John Mihovetz's Old-Head Cobra Motor Makes 2,300 Hp--That's 8 HP Per Cubic Inch! Here's How ...
Horse Sense: Will John Mihovetz sell you an engine? It's possible, but highly unlikely. Life is too short to spend locked in the engine-build room, says John, especially for a racing program that isn't totally committed to winning. A mere handful of customer engines have come from the Accufab engine room, a room that is dedicated to furthering John's racing.
This isn't a tale of overnight success. As you read this story, keep in mind that John Mihovetz has been harassing modular Fords since before they were sold in Mustangs. His accomplishments are truly spectacular, and it's best to recognize they've come at the expense of nearly 15 years of constant effort. And for those just checking in, John is the major blade at Accufab (www.accufabracing.com), a longtime performance manufacturer known for its polished billet throttle bodies. Under the same Accufab roof in Ontario, California is John's drag racing operation.

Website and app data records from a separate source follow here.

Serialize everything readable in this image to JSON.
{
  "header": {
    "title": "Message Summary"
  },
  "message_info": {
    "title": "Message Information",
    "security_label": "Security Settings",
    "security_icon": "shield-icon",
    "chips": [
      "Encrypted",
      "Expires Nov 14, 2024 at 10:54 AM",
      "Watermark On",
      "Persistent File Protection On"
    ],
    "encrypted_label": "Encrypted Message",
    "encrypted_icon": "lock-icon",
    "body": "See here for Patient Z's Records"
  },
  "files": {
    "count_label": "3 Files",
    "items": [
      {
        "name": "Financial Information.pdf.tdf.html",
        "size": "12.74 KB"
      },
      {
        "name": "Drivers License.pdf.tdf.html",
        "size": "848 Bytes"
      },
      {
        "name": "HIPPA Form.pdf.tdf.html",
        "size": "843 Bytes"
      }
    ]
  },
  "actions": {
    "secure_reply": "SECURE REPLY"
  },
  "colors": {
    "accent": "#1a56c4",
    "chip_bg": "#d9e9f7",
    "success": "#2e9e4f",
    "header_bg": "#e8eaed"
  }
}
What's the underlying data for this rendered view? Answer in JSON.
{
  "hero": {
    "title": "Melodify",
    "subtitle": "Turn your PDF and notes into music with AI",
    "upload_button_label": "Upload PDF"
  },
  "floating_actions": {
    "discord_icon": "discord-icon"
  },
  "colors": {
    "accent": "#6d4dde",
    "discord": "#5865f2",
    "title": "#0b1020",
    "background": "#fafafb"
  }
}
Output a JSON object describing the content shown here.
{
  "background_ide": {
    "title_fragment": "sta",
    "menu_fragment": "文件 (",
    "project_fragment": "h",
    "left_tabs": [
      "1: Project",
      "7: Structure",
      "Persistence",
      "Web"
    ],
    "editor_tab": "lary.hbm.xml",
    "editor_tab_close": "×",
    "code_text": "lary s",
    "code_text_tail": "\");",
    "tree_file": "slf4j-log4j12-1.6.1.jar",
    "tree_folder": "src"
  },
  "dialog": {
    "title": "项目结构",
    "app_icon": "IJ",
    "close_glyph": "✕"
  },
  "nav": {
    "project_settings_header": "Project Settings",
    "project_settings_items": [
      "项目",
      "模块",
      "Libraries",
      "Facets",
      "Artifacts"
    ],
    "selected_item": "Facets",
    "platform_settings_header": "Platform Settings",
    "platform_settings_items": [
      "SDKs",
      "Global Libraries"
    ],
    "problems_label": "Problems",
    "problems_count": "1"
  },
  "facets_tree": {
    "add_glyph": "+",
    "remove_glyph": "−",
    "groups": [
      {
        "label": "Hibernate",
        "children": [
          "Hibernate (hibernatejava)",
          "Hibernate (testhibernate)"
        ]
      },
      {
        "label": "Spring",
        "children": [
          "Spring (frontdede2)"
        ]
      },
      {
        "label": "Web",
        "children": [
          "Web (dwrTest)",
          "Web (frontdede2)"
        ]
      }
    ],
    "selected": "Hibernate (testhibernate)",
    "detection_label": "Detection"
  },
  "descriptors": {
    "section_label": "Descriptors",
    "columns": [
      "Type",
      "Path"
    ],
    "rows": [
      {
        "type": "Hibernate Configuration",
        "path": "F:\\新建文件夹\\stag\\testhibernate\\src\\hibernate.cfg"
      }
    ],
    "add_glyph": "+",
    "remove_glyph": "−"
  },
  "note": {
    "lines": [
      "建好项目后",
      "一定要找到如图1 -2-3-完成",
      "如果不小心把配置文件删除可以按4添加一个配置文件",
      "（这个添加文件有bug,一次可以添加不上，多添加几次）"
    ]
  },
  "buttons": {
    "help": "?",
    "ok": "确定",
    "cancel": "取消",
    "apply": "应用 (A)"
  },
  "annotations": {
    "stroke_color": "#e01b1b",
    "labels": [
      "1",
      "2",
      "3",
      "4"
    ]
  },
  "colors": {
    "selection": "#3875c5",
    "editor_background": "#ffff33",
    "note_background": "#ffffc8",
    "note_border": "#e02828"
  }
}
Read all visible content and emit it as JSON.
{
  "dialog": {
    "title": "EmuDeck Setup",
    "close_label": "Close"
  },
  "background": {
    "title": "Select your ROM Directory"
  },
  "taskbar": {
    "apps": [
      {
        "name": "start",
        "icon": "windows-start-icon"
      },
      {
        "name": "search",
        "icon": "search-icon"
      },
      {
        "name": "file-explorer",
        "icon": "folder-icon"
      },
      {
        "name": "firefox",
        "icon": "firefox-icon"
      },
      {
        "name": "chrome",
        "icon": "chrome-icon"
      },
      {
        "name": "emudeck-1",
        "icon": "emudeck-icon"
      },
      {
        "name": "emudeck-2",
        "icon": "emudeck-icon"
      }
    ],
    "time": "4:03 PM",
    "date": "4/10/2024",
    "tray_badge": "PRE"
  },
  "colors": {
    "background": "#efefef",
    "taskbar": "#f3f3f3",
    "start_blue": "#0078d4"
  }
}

John started racing with pushrod 5.0s during the Fox era, and helped Jim Bell lay down impressive times with some of the first Kenne Bell-supercharged Mustangs. In 1995, a deal from a Ford insider put John in a 4.6-powered Fox Mustang. The car was an old FoMoCo engineering hack, and it set John on what's proving to be a life-long modular development program.
One of the modular pioneers, John has arguably gone further than anyone when it comes to extracting power from these somewhat intricate engines. For years now, he's been racing a tube-framed Mercury Cougar in NHRA and mainly PSCA, the Pacific Street Car Association. John was runner-up in the '07 PSCA Pro Street and slugged his way to the '08 class championship with four wins. He's also the three-time AA/AT and three-time BB/AT NHRA Competition Eliminator record-holder with the same car.
The Cougar is a dedicated Lenco-transmissioned drag car (see sidebar); to date, it's run a best of 6.31 seconds at 229 mph, and is a proven, steady laboratory for John's ceaseless modular engine development, which hovers at an astounding 2,300 hp. That makes it the undisputed horsepower-per-cubic-inch champion of the modular world, and one of two contenders for the straight-up most powerful modular engine in history. The accomplishment also puts the modular Ford far ahead of any current domestic engine in its ability to make and survive such power.
The "Stock" CombinationWhat makes John's power and speed so impressive is the small displacement and stock source for major portions of his engine program. Displacement is 282 ci--call it a stock 4.6 liters--using a stock aluminum Cobra block; stock old-style, "B" dual-port, Four-Valve cylinder heads, as found in a '95 Lincoln; and a stock 4.6 Cobra crankshaft. Twin Garrett turbochargers supply a mind-bending 52 pounds of boost on top of an over 11:1 static compression ratio on gasoline!
Frankly, the combination is so unbelievable that some members of Ford Racing recently came by to inspect the engine firsthand. They went away shaking their heads, with reset expectations of what regular production parts can generate. We'll admit to a similar reclocking, not only of how much power the stock parts can muster, but also by the attention to detail required by 8 hp per cubic inch, plus the amazing in-house capabilities of modern racers to manufacture their own supporting pieces.
Fred Grochulski is the other guy in the Accufab engine shop. Positive as a proton and able to talk an AM radio under the table, Fred brings the Accufab engine program near-fanatical attention to detail and a tireless enthusiasm for all things combustive. His background ranges from nuclear weapons in the Navy to martial arts, a stint at Livernois Motorsports, and a personal bent towards road racing and V-6 performance.
Generally speaking, John's combination is at the extreme edge. Being so highly tuned, it's easy enough to go too far, which at this level means certain detonation and instant engine death. Such was the case twice during the trying--although rewarding--'08 season. State-of-the-art also means further developments are frustratingly difficult to achieve. John invested many thousands of dollars in larger turbos and supporting headers in 2008, only to have them bog and run worse than the current combination. For now, those tubes and turbos sit ignobly in a large cardboard box in John's shop; in time they'll be modified in another attempt to benefit from their superior top-end power, while retaining the current combinations snappy holeshot action.